*TASK REQUIREMENTS*:
What lines in the data hold the string "PowerMILL"? Show them.

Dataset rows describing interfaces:

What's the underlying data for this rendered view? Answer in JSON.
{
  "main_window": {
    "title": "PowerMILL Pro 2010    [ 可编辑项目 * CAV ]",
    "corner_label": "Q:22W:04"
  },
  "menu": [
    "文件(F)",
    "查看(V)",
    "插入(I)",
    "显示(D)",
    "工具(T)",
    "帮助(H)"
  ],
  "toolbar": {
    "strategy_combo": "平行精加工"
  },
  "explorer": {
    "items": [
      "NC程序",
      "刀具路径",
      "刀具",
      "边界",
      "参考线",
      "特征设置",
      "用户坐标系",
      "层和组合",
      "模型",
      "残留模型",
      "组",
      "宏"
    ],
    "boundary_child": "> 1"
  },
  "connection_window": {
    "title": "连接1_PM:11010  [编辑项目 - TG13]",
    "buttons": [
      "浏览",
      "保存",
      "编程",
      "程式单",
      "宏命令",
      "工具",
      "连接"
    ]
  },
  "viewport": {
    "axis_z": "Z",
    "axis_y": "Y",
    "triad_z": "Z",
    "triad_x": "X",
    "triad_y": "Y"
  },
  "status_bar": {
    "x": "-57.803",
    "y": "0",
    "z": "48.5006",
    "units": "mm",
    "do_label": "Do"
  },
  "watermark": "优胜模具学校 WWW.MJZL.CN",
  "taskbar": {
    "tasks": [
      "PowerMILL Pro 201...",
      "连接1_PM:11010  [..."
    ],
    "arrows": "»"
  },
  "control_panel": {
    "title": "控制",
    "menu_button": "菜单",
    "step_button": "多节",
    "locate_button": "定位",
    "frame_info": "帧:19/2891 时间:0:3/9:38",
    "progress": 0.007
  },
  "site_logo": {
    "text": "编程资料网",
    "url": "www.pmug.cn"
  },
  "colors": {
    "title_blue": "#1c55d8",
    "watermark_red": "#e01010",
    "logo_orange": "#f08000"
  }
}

*RESULT OF THE TASK*:
    "title": "PowerMILL Pro 2010    [ 可编辑项目 * CAV ]",
      "PowerMILL Pro 201...",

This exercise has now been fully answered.